-------- DATA PROVIDED --------

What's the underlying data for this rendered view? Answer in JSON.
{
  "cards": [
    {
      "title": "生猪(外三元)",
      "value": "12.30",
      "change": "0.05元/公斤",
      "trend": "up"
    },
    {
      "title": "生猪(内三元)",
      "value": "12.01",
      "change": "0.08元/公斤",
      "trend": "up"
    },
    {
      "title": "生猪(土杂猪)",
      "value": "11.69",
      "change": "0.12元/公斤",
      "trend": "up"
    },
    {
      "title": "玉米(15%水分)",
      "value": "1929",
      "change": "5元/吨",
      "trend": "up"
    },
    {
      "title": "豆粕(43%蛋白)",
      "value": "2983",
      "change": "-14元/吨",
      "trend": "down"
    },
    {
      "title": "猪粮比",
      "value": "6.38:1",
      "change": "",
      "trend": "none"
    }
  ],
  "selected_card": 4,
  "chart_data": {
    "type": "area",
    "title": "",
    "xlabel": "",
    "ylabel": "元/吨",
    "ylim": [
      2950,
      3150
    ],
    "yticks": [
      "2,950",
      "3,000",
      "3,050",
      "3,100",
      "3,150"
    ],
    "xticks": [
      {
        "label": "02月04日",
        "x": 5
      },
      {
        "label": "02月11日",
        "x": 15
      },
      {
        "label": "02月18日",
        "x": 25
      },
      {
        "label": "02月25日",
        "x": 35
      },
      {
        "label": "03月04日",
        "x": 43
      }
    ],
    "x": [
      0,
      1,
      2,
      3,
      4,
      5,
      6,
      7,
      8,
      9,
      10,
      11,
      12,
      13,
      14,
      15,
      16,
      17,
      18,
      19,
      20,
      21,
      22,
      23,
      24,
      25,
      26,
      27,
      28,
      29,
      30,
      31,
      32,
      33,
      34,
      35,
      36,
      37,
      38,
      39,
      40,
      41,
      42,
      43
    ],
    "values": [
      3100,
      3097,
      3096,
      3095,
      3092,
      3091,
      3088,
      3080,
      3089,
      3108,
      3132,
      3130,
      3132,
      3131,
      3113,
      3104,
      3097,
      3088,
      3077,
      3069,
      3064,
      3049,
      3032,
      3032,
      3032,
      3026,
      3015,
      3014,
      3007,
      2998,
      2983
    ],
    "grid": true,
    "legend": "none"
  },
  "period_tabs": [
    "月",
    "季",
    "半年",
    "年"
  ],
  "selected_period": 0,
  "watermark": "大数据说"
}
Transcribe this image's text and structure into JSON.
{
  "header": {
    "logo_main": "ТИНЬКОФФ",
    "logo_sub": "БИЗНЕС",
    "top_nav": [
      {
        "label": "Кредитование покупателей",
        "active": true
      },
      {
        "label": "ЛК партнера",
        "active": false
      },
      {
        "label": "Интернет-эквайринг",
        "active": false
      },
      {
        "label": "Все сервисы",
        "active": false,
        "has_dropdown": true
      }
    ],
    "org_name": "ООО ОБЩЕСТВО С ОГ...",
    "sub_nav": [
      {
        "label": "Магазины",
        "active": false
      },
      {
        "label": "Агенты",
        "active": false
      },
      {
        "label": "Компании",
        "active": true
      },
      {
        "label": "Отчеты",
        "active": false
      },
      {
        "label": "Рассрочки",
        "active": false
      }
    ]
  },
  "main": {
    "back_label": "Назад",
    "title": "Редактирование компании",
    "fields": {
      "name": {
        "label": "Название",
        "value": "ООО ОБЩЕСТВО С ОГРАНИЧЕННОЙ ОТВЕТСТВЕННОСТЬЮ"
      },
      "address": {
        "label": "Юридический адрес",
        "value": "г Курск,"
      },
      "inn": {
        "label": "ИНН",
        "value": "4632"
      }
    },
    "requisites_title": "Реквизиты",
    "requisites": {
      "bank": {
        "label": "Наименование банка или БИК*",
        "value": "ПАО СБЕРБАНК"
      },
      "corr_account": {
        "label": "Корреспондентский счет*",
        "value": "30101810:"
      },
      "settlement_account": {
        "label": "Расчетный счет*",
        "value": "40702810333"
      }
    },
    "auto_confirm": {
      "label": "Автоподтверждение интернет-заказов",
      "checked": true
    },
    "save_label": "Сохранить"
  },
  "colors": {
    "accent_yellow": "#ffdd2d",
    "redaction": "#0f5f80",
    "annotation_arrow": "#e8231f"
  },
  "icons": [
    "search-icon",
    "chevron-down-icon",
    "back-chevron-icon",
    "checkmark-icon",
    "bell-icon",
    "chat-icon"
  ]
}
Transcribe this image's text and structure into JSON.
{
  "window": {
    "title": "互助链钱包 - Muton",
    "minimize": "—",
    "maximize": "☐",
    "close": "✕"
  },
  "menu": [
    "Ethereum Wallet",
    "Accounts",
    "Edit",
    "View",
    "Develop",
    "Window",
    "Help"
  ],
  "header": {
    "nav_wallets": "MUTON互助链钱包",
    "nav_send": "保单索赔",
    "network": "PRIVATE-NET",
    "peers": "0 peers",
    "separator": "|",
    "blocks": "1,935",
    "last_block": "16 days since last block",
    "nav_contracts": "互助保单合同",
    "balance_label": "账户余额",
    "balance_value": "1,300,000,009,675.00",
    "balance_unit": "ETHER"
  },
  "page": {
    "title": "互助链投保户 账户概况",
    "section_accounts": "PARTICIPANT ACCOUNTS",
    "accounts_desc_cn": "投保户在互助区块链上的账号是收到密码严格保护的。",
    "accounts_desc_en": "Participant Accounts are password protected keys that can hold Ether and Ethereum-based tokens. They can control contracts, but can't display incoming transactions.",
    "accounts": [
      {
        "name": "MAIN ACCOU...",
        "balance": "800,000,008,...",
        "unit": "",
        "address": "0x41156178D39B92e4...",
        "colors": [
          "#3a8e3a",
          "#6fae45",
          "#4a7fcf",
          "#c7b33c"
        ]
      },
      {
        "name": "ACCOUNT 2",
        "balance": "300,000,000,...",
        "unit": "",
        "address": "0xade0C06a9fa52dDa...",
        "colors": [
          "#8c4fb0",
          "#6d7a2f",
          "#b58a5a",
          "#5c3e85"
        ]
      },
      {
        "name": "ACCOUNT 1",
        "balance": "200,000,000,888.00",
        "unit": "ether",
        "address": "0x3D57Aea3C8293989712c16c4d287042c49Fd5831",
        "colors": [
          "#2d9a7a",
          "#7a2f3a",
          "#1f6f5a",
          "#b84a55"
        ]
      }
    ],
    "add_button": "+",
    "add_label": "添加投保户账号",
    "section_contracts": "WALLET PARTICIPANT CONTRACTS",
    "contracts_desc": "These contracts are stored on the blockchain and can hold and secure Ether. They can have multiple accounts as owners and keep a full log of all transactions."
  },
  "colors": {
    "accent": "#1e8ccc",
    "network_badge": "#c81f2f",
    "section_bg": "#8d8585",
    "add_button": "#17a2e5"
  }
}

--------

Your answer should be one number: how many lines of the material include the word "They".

2